“© 1982 MMA”—Inscription by the Metropolitan Museum of Art
In early 2014, the Los Angeles County Museum of Art (LACMA) opened its new Art + Technology Lab, and invited me to give its very first presentation. My talk was to a diverse cross section of 50 or so LACMA staff members and was on the topic of 3D printing, 3D capture, and opportunities for museums to use these new technologies to bring art to a wider audience.
I’ve published an online adaptation of my presentation here: 3D Printing, 3D Capture, and Opportunities for Design Custodians
In early 2014, the Los Angeles County Museum of Art (LACMA) opened its new Art + Technology Lab, and invited me to give its very first presentation. My talk was to a diverse cross-section of 50 LACMA staff members and was on the topic of 3D printing, 3D scanning, and opportunities for museums to use these new technologies to bring art to wider audiences.
The Lab has also recently revived LACMA’s Art + Technology grant program, which from 1967 to 1971 funded projects by artists such as Robert Irwin, James Turrell, Claes Oldenburg and Andy Warhol.
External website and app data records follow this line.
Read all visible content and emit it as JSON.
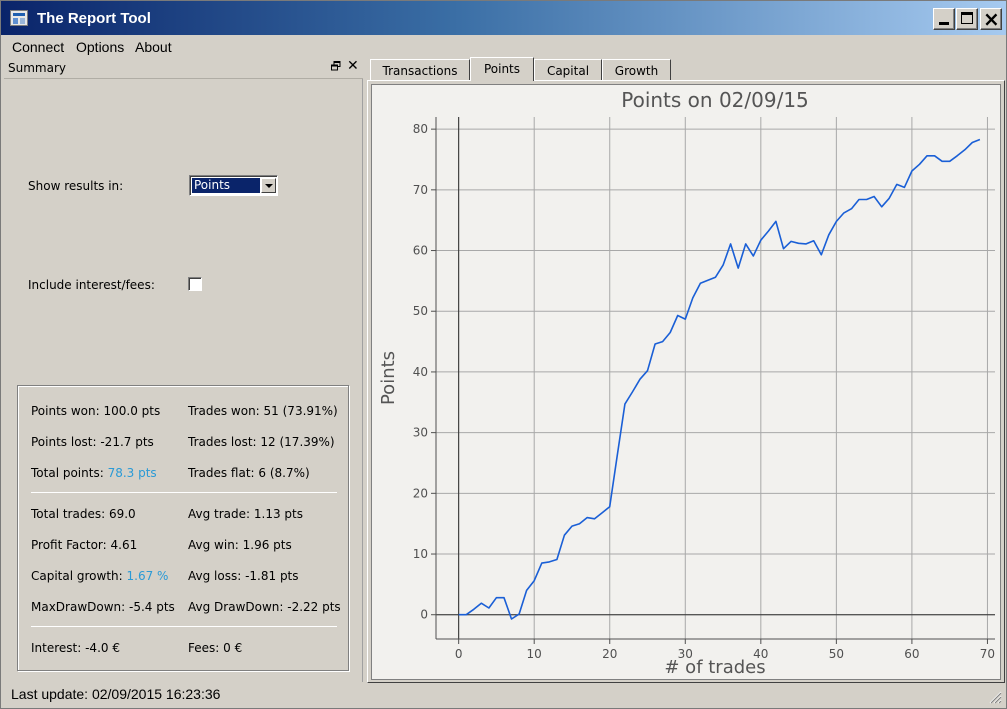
{
  "window": {
    "title": "The Report Tool"
  },
  "menu": [
    "Connect",
    "Options",
    "About"
  ],
  "summary_dock": {
    "title": "Summary",
    "show_results_label": "Show results in:",
    "show_results_value": "Points",
    "include_fees_label": "Include interest/fees:",
    "include_fees_checked": false
  },
  "stats": {
    "points_won": "Points won: 100.0 pts",
    "trades_won": "Trades won: 51 (73.91%)",
    "points_lost": "Points lost: -21.7 pts",
    "trades_lost": "Trades lost: 12 (17.39%)",
    "total_points_label": "Total points: ",
    "total_points_value": "78.3 pts",
    "trades_flat": "Trades flat: 6 (8.7%)",
    "total_trades": "Total trades: 69.0",
    "avg_trade": "Avg trade: 1.13 pts",
    "profit_factor": "Profit Factor: 4.61",
    "avg_win": "Avg win: 1.96 pts",
    "capital_growth_label": "Capital growth: ",
    "capital_growth_value": "1.67 %",
    "avg_loss": "Avg loss: -1.81 pts",
    "max_drawdown": "MaxDrawDown: -5.4 pts",
    "avg_drawdown": "Avg DrawDown: -2.22 pts",
    "interest": "Interest: -4.0 €",
    "fees": "Fees: 0 €",
    "highlight_color": "#2a9ad6"
  },
  "tabs": [
    "Transactions",
    "Points",
    "Capital",
    "Growth"
  ],
  "active_tab": "Points",
  "status": {
    "text": "Last update: 02/09/2015 16:23:36"
  },
  "chart_data": {
    "type": "line",
    "title": "Points on 02/09/15",
    "xlabel": "# of trades",
    "ylabel": "Points",
    "xlim": [
      -3,
      71
    ],
    "ylim": [
      -4,
      82
    ],
    "xticks": [
      0,
      10,
      20,
      30,
      40,
      50,
      60,
      70
    ],
    "yticks": [
      0,
      10,
      20,
      30,
      40,
      50,
      60,
      70,
      80
    ],
    "grid": true,
    "line_color": "#1a5fd6",
    "series": [
      {
        "x": [
          0,
          1,
          2,
          3,
          4,
          5,
          6,
          7,
          8,
          9,
          10,
          11,
          12,
          13,
          14,
          15,
          16,
          17,
          18,
          19,
          20,
          21,
          22,
          23,
          24,
          25,
          26,
          27,
          28,
          29,
          30,
          31,
          32,
          33,
          34,
          35,
          36,
          37,
          38,
          39,
          40,
          41,
          42,
          43,
          44,
          45,
          46,
          47,
          48,
          49,
          50,
          51,
          52,
          53,
          54,
          55,
          56,
          57,
          58,
          59,
          60,
          61,
          62,
          63,
          64,
          65,
          66,
          67,
          68,
          69
        ],
        "y": [
          0,
          0,
          0.9,
          1.9,
          1.1,
          2.8,
          2.8,
          -0.7,
          0.1,
          4,
          5.6,
          8.5,
          8.7,
          9.1,
          13.1,
          14.6,
          15,
          16,
          15.8,
          16.8,
          17.8,
          26.3,
          34.7,
          36.7,
          38.8,
          40.2,
          44.6,
          45,
          46.5,
          49.3,
          48.7,
          52.2,
          54.6,
          55.1,
          55.6,
          57.6,
          61.1,
          57.1,
          61.1,
          59.1,
          61.7,
          63.2,
          64.8,
          60.3,
          61.5,
          61.2,
          61.1,
          61.6,
          59.3,
          62.6,
          64.8,
          66.2,
          66.9,
          68.4,
          68.4,
          68.9,
          67.2,
          68.6,
          70.9,
          70.4,
          73.1,
          74.2,
          75.6,
          75.6,
          74.7,
          74.7,
          75.6,
          76.6,
          77.8,
          78.3
        ]
      }
    ]
  }
}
The grant program’s goal is “to help artists take purposeful risks in order to explore new boundaries in both art and science” by supporting projects that, as LACMA puts it, “address issues at the intersection of culture and technology, provide opportunities for public engagement, and produce data, methods of models that might be of interest to other artists and technology developers.”
A few days prior to my presentation, I submitted a grant application for my project, The Archetypes Burst In, which would have put the concepts in my presentation into action. It would have, in my opinion, put LACMA on the bleeding edge of art digitization and publishing–as well patronage of 3D digitization of the arts–and would have had important, long-lasting effects.
My proposal was rejected along with around 450 others’. You can read about the five winning proposals here.
My proposal, submitted January 27, 2014:
LACMA hired me to give their new Art + Technology Lab its very first presentation, on February 3, 2014. It was a private presentation to approximately fifty of LACMA’s staff, including curators, asset managers, and fundraisers, though at my request they allowed me to invite a journalist.
My talk was billed as a “3D Printing Demo,” but I went for more.
More noodling around with ideas and images for possible presentation at LACMA. This is a comparison of people’s response to the original Venus de Milo in the Louvre to their response to my 3D captured, 3D printed copy at the 2013 Paris 3D Printshow. The show was in the Louvre expo space, so my print was just a couple hundred feet away from the original.
I’m thinking that the fact that so many people are viewing the original through screens and taking photos undercuts the argument that there’s some essential, ineffable, supernatural awe involved in seeing the original, when really what people want is interaction, touch, control, and possession, all of which they get by mediating their experience with cell phones and cameras (for now).
I’m working on ideas and images for a possible upcoming presentation to LACMA staff on 3D printing, 3D scanning, art, and museums. Here are photos of people at last week’s 3D Printshow in Paris responding to my 3D printed invention of Perikles’ helmet — a copy of an artifact that hasn’t been discovered and likely does not exist. Photos and touching allowed…
Because when’s the next time I’m going to be alone, after hours at the Louvre, with Vangelisesque muzak playing on the PA system, with my 3D captured, 3D printed bronze-cast bootleg of a Matisse? I found a buyer too…
(Why does YouTube suggest “Nightmare” as a tag for this video?)